I have been reading through the four-volume collection of George Orwell’s letters and essays. Volume III has struck me with a number of things.
He noted that there was little official censorship in Britain, but it wasn’t needed because publishers would not print things offensive to the ruling class. This fell under the English custom that certain things are “not done”. During the war, publishers would consult with the Ministry of Information which would suggest, or recommend, that certain items be left out- not order or demand, but just recommend- and they would go along.
A certain kind of politeness where troublesome, uncomfortable or difficult things are left unsaid, or where actions that might offend are avoided, seems to be a big part of the middle-class and above English, and also American, culture. Orwell didn’t care for this; he talks about in “The Road to Wigan Pier” how refreshing he finds the bluntness of working-class people. I personally don’t care for the bluntness or lack of tact of working-class people; often it’s just as manipulative as phony politeness, on top of being ugly and rude. The Spanish term is “maleducado”, which somehow sums it up perfectly. It may be the Scandinavian in me but there is a lot to be said for keeping your mouth shut.
From a social and political standpoint, however, this has become highly destructive. The system controls public discourse largely by fencing off certain areas as not acceptable for discussion because they are rude, offensive, or hurtful. The first good example I can think of this is not race, but communism. A great part of the ant-McCarthy movement was that bringing up somebody’s Communist Party affiliation was gauche, mean, and unsportsmanlike. Joseph Welch’s famous rejoinder to McCarthy at the Army hearings amounted to that he had needlessly damaged the career of a young Army officer by asking about his history of Communist Party membership. Inasmuch as such affiliation was to be regarded as an exercise in idealism, to imply it was anything else or to attribute anything sinister to it was an appalling breach of etiquette.
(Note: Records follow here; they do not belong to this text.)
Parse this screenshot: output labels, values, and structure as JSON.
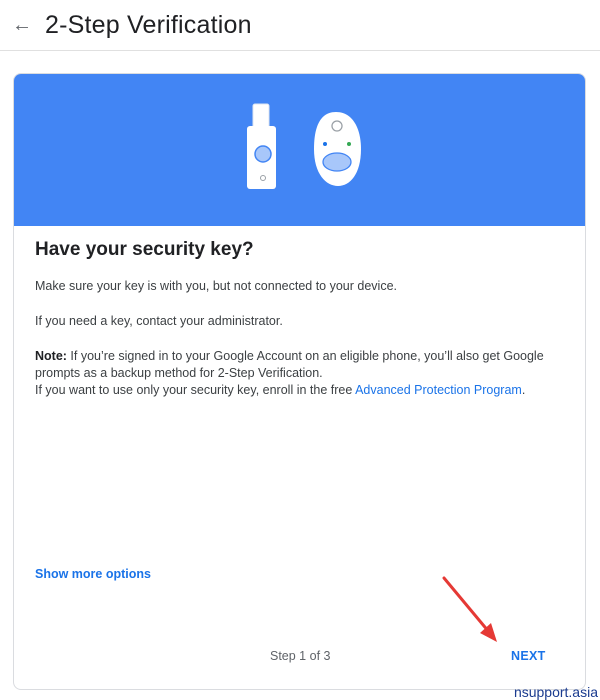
{
  "header": {
    "back_icon": "arrow-left-icon",
    "title": "2-Step Verification"
  },
  "hero": {
    "background": "#4285f4",
    "icons": [
      "usb-security-key-icon",
      "bluetooth-security-key-icon"
    ]
  },
  "main": {
    "heading": "Have your security key?",
    "para1": "Make sure your key is with you, but not connected to your device.",
    "para2": "If you need a key, contact your administrator.",
    "note_label": "Note:",
    "note_line1": " If you’re signed in to your Google Account on an eligible phone, you’ll also get Google",
    "note_line2": "prompts as a backup method for 2-Step Verification.",
    "note_line3_prefix": "If you want to use only your security key, enroll in the free ",
    "note_link": "Advanced Protection Program",
    "note_line3_suffix": "."
  },
  "footer": {
    "show_more": "Show more options",
    "step": "Step 1 of 3",
    "next": "NEXT"
  },
  "watermark": "nsupport.asia",
  "colors": {
    "accent": "#1a73e8",
    "hero": "#4285f4",
    "annotation_arrow": "#e53935"
  }
}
The next obviously is race; the basis of Brown v. Board is that segregation reduces the self-esteem of black students, or in plain language that it hurts their feelings. Hurting a person’s feelings is rude and a breach of etiquette. And it is this idea, really, that all “anti-racism” is based upon; racism hurts black people’s’ feelings, which is wrong, and it makes them angry and creates social discord. Whether racism is true is hardly argued at all in this context; whether segregation is good for whites and might possibly be good for blacks as well is left unconsidered.
Later this was applied to homosexuals. Interfering with their sexual behavior was cast as needlessly cruel, and probably coming from very base motives.
If anything is to be done to oppose leftism, this imposing set of taboos must be broken. Note that I write anonymously; I’m not eager to fall on my sword just yet. And yet even anonymous bloggers, after making arguments that can only in reasonable objectivity be called racist, will then say “of course I’m not a racist.”
The truth may not be what people want it to be, what the powerful say it is, or fundamentally comforting. People ought to be able to have honest freedom to draw their own conclusions. Social harmony is desirable, but social harmony based on lies and intimidation is no such thing.